▶ TASK REQUIREMENTS: What you return should be the lines of the data containing "video", each in full.

[Page and application data records]
+---+

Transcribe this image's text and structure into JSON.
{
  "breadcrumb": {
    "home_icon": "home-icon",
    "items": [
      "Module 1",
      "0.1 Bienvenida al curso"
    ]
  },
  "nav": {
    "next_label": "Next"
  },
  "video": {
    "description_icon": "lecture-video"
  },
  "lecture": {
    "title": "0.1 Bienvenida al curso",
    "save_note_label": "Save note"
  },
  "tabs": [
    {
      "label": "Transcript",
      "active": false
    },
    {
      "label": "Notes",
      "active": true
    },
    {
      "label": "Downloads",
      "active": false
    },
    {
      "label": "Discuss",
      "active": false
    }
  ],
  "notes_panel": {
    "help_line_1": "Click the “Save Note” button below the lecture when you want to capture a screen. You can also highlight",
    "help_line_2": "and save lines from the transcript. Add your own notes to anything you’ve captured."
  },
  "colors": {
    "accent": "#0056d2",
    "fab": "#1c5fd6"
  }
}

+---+

▶ COMPLETED TASK:
  "video": {
    "description_icon": "lecture-video"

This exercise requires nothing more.